It’s also important to consider how the side effects of quitting smoking or vaping cold turkey could impact your short-term future plans. For example, going on a trip with friends might be a welcome distraction when trying to quit smoking cold turkey – but if those friends are smokers, it could intensify your withdrawals or cause you to fall off the wagon.
You may end up deciding only to spend time with non-smokers as you’re initially quitting smoking cold turkey, or you could choose an accountability buddy who’s also quitting smoking (whether by going cold turkey or other means). When deciding to quit cold turkey, consider any upcoming plans and the people involved, and how the side effects of quitting could impact (or be impacted by) them.
Finally, when quitting cold turkey, make sure to keep your tolerance in mind.
Suppose you do eventually give in to your cravings and withdrawal symptoms. In that case, your previous tolerance will likely now be lower, making your more susceptible to the negative side effects your body may have been adjusted to before. Remember how you used to cough when you first started smoking? The adverse effects of smoking that your body may have gotten used to over time could come back.
How long does it take to quit smoking cold turkey?
A typical quitting smoking cold turkey timeline may look like this, per Medical News Today:
1. Days one through three: Peak withdrawal symptoms
2. Next three to four weeks: Withdrawal symptoms decrease
3. Beyond four weeks: Most of the nicotine has been expelled by the body, leaving only psychological withdrawal effects.

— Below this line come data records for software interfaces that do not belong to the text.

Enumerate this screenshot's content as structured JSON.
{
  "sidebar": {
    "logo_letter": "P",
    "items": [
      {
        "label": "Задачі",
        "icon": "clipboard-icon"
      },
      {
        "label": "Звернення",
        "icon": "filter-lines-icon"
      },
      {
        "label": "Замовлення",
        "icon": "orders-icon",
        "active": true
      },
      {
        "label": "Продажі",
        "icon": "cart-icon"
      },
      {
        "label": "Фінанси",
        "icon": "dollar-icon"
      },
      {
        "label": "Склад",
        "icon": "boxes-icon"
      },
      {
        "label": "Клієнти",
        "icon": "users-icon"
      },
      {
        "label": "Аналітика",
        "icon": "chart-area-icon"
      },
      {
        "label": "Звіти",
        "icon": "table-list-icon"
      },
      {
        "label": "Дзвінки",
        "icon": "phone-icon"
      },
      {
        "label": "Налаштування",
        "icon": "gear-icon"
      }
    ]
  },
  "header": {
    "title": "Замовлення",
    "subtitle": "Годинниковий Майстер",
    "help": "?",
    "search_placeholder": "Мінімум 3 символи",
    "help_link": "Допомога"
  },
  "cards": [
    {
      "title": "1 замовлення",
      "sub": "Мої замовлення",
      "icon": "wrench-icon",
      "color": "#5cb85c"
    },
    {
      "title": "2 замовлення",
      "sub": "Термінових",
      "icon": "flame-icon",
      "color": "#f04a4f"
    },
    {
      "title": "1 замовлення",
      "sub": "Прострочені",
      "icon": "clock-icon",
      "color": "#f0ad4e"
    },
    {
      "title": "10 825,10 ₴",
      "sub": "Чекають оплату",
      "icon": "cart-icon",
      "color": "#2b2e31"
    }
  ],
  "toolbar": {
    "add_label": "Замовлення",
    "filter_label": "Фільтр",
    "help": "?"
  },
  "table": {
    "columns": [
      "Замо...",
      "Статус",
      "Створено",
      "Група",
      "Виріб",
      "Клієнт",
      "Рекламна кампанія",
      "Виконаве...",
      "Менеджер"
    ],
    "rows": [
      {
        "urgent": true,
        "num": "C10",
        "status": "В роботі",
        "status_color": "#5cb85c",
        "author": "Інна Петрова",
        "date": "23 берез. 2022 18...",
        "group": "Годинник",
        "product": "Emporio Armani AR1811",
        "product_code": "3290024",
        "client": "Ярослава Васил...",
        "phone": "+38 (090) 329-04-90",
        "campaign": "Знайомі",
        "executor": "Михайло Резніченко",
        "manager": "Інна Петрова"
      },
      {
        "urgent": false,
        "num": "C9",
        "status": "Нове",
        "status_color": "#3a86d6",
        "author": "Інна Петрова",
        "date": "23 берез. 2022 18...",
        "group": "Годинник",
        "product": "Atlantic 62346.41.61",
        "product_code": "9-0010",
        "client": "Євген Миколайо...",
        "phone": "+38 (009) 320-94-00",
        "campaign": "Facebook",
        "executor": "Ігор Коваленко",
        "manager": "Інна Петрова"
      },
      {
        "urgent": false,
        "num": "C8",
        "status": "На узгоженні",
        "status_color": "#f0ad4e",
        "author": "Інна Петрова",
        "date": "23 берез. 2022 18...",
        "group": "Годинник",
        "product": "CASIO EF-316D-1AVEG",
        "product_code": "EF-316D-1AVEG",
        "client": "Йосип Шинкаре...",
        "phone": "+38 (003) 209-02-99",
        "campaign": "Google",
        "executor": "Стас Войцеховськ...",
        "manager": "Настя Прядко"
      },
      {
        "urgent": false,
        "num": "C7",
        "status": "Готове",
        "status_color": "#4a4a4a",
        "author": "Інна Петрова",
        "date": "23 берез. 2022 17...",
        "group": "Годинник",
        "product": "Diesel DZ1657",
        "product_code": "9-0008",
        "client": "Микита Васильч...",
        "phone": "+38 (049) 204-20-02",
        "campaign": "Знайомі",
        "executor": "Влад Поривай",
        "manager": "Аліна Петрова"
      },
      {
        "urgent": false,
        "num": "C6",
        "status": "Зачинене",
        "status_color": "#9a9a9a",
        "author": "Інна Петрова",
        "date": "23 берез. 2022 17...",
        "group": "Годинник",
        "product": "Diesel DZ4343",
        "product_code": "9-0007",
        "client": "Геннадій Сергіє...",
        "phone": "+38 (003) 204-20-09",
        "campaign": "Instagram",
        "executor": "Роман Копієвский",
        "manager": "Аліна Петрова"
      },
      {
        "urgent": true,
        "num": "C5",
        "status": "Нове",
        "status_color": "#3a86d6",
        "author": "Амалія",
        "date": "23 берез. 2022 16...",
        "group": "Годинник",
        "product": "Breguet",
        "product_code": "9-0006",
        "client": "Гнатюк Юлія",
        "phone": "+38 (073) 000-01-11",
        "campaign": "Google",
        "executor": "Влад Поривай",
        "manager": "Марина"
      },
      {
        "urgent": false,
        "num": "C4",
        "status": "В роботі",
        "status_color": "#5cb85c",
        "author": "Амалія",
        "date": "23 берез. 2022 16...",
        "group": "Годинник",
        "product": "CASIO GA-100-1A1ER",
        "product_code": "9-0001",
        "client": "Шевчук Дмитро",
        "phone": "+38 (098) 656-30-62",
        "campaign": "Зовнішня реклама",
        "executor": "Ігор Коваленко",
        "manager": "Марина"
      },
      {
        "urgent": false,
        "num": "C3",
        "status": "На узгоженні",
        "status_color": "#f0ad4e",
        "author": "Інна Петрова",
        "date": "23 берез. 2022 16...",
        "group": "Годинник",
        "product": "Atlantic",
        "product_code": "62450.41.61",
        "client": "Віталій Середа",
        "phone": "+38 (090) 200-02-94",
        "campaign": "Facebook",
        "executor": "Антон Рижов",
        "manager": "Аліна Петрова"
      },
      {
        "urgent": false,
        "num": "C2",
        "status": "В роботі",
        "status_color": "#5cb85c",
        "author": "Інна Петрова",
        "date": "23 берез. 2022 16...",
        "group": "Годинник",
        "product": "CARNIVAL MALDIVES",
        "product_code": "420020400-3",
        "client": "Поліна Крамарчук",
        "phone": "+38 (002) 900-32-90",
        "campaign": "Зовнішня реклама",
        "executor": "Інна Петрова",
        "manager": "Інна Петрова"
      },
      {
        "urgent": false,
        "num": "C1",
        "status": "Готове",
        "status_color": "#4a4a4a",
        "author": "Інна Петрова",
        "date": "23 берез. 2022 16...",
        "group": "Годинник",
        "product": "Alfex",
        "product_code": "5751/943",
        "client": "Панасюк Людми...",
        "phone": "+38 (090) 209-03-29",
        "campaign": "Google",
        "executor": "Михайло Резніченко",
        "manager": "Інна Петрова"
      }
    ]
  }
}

This may seem relatively easy – what’s one month in the grand scheme of things? – but the lingering psychological effects can make this process much more difficult, particularly if you’re under any other stress aside from quitting smoking.
If you’re working more than usual, prepping for an important event, or dealing with family issues, it may be harder to stop smoking cold turkey without having extra support such as an NRT – you’re removing a source of relief (that you’re addicted to) without having anything to replace it.
If you’re thinking about trying to stop smoking cold turkey, make sure to give yourself grace – and have a backup plan just in case.
Per the American Cancer Society (ACS), you’ll “have a better chance of success if you make a plan and prepare for nicotine withdrawal.” This could include planning to taper your use, or to supplement your tapering with gum, patches, or another NRT. ACS also reports that it may take “several serious attempts before a person who smokes can quit forever,” so don’t get discouraged if your first attempt (whether going cold turkey or otherwise) doesn’t last.
What if going cold turkey doesn’t work for me?
When trying to quit smoking or vaping, there’s no shame in needing help. That’s where LUCY products come in. Our nicotine replacement therapies include gum and lozenges in various flavors and strength levels. Consider having LUCY chew + park, a nicotine gum that’s made from only purified tobacco in your pocket or desk drawer for when intense cravings hit.
The information contained in this website is provided for general informational purposes only and is not intended as, nor should not be construed as a substitute for, professional medical or health advice on any subject matter. Please consult your physician regarding any medical treatment decisions.
Disclaimer: The information contained in this website is provided for general informational purposes only and is not intended as, nor should not be construed as a substitute for, professional medical or health advice on any subject matter. Please consult your physician regarding any medical treatment decisions.